• **Problem**
What you return should be the lines of the data containing "JSON", each in full.

• **Data to examine**
"""

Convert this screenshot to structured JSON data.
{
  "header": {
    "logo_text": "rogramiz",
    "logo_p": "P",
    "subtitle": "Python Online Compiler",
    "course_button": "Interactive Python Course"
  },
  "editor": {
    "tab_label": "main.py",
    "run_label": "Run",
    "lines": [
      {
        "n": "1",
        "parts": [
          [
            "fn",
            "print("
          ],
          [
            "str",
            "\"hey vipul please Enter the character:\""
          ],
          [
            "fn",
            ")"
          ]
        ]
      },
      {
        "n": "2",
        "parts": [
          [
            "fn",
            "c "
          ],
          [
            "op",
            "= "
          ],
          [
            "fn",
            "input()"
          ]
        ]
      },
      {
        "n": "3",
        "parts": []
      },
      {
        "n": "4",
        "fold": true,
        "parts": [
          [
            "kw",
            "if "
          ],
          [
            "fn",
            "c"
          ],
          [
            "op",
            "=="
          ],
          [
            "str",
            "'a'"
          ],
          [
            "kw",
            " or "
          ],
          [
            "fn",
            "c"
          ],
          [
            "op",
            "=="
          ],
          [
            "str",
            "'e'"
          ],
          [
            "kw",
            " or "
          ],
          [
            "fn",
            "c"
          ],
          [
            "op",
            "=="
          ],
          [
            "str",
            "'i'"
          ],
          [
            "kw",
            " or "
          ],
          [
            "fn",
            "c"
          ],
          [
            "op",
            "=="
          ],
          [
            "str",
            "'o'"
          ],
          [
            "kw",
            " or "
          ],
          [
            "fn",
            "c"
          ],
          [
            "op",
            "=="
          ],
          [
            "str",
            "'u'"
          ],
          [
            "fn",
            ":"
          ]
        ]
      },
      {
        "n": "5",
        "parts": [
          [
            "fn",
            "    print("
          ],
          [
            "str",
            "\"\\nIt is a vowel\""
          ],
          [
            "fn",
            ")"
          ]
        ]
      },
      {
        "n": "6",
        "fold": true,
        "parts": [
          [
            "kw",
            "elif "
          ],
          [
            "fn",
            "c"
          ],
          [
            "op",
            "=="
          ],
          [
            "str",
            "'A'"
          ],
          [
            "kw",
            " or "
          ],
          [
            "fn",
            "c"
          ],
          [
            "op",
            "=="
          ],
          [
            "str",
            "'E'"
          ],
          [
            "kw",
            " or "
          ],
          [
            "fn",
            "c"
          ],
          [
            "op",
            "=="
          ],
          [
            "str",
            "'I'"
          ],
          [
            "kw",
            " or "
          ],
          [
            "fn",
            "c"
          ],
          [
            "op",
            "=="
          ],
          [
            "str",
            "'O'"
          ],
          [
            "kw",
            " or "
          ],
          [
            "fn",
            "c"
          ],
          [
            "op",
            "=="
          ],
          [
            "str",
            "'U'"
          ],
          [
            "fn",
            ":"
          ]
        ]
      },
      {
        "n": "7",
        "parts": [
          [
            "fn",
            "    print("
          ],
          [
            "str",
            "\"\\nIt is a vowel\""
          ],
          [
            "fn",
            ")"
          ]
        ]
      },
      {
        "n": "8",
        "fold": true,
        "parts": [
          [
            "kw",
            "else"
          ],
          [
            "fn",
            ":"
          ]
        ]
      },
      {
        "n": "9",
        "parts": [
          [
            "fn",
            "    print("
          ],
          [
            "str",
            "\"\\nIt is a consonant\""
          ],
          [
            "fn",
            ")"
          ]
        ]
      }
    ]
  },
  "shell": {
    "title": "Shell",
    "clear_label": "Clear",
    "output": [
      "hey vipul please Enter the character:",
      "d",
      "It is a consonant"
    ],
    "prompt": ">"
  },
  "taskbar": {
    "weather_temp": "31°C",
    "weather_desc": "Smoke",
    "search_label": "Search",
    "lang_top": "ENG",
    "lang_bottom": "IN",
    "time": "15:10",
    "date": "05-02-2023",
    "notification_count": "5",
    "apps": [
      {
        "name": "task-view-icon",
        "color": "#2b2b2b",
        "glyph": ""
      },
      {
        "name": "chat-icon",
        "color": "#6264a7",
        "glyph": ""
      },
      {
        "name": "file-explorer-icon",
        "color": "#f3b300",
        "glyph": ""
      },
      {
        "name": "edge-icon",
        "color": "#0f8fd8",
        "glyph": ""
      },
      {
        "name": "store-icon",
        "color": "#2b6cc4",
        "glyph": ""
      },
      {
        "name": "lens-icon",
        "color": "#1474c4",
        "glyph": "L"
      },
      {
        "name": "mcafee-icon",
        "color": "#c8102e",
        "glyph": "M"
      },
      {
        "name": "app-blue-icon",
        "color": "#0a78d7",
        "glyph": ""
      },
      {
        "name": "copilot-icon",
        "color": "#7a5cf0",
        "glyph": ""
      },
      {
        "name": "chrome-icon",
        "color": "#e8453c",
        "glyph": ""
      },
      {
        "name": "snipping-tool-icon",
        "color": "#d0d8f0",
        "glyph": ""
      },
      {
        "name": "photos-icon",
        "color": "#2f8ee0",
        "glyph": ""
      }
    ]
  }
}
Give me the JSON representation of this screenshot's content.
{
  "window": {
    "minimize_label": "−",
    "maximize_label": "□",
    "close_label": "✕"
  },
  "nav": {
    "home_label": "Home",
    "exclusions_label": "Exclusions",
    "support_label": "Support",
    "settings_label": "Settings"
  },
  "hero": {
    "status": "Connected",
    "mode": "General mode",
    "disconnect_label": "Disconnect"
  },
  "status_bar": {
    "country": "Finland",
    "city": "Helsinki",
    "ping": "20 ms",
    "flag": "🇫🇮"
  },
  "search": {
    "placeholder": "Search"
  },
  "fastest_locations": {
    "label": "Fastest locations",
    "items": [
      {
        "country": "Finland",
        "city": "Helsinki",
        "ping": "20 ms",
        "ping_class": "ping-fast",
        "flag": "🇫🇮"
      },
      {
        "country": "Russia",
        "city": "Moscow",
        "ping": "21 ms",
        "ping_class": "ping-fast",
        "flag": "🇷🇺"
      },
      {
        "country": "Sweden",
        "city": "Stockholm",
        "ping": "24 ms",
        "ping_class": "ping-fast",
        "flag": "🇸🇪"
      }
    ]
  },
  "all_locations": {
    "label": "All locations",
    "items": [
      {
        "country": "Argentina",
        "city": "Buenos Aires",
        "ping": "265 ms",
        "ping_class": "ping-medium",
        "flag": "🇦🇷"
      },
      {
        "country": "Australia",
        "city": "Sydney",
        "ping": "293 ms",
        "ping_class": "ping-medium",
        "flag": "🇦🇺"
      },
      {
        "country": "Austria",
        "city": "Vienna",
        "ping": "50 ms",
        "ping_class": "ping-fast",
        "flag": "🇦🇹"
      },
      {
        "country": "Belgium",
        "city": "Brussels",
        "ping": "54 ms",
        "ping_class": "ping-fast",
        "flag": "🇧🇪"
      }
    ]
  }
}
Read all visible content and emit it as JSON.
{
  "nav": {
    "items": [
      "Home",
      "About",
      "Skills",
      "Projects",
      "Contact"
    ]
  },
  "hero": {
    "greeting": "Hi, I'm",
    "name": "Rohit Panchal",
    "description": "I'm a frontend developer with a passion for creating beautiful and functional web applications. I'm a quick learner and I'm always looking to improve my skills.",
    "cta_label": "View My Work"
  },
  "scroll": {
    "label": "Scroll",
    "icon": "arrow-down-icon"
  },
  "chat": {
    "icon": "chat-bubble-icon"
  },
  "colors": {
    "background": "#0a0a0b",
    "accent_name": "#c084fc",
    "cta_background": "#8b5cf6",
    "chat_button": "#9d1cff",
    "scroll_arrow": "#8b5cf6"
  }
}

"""

• **Result of this exercise**
Convert this screenshot to structured JSON data.
Give me the JSON representation of this screenshot's content.
Read all visible content and emit it as JSON.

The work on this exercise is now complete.